**Work to be completed**:
Pick out every line of the entries below where "coin" occurs, and copy those lines.

**Record excerpts**:
■ ■ ■

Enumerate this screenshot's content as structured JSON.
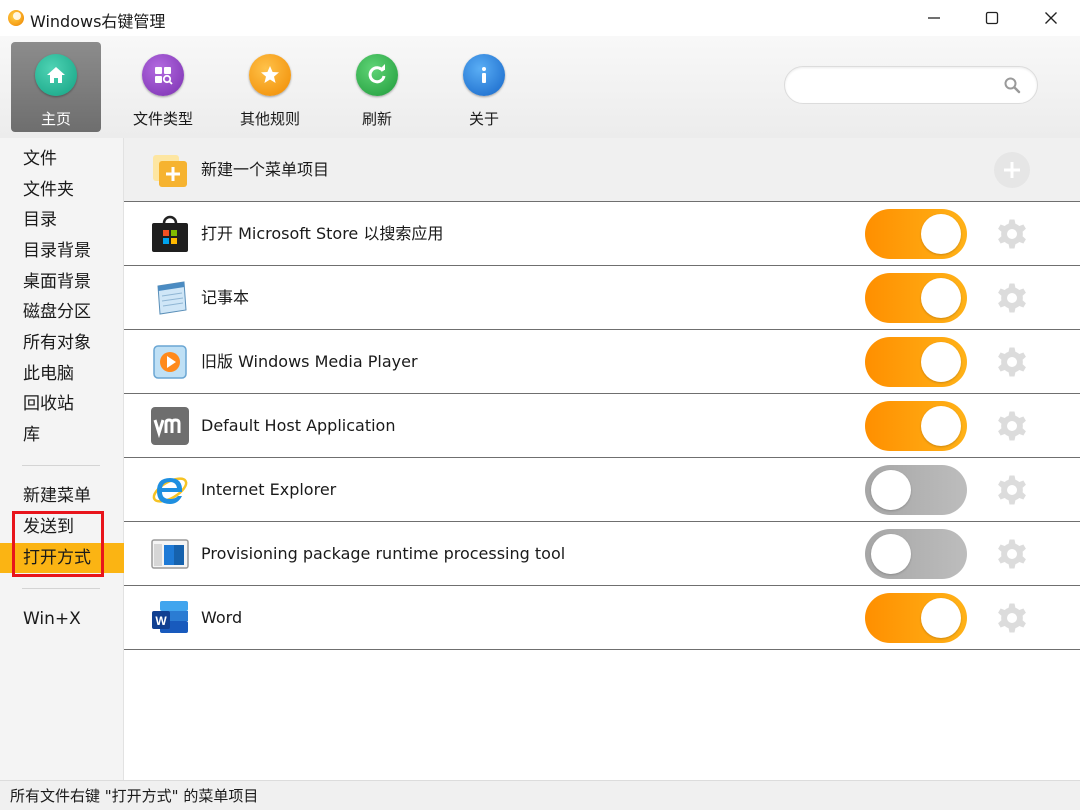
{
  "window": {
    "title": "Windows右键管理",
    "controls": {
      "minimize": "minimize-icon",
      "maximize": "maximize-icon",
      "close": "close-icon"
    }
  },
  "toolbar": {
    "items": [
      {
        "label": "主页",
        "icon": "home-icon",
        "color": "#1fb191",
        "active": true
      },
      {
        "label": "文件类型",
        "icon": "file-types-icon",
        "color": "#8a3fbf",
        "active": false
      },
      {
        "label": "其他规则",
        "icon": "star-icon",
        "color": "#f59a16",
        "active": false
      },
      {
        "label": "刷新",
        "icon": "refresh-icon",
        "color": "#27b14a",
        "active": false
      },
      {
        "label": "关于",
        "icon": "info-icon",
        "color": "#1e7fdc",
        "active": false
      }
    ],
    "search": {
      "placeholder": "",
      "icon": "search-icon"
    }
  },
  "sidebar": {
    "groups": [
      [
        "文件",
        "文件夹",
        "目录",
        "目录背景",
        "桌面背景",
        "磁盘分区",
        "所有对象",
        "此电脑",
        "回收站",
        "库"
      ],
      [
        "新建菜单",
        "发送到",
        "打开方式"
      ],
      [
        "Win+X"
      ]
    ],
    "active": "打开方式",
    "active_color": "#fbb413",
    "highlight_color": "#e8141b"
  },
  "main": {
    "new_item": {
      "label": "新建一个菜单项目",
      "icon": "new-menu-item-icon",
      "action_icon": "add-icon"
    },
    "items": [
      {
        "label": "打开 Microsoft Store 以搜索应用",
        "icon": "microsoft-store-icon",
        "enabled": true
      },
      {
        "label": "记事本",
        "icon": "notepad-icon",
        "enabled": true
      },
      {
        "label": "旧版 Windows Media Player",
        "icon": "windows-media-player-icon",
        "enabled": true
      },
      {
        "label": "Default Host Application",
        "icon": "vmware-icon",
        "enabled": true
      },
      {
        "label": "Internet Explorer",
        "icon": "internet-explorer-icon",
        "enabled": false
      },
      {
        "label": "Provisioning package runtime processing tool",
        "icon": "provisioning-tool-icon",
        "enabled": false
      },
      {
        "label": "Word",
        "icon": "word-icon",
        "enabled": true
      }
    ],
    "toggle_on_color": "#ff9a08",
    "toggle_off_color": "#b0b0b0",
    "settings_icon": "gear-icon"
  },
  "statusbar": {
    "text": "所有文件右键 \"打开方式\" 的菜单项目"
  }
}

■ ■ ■

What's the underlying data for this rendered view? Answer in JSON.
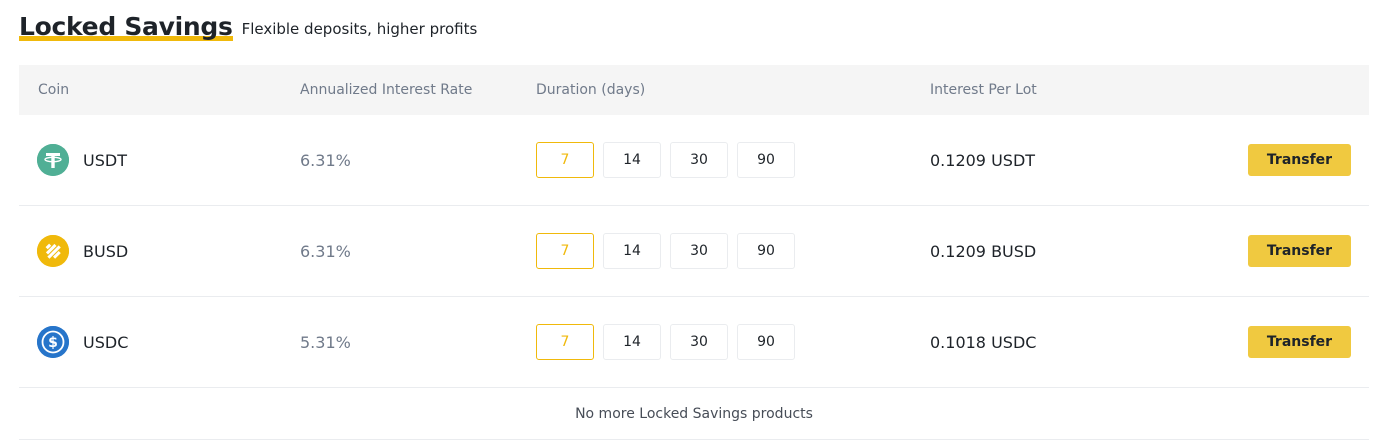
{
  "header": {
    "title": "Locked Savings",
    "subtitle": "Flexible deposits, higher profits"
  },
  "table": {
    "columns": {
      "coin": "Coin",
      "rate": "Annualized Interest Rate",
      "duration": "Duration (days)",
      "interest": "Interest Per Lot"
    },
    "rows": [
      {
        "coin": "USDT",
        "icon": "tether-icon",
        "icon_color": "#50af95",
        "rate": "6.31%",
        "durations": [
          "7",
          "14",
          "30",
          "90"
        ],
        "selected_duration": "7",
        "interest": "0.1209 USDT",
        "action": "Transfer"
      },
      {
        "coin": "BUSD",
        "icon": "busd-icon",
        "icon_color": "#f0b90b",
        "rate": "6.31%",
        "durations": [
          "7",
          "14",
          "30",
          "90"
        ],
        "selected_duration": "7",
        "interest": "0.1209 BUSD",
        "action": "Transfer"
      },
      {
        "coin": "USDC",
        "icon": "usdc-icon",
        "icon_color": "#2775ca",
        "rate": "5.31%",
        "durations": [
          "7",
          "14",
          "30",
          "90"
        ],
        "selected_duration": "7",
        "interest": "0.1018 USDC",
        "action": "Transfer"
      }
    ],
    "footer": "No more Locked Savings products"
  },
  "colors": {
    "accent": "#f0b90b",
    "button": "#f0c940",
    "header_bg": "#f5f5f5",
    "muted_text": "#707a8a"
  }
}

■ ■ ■

**Solution below**:
      "coin": "Coin",
        "coin": "USDT",
        "coin": "BUSD",
        "coin": "USDC",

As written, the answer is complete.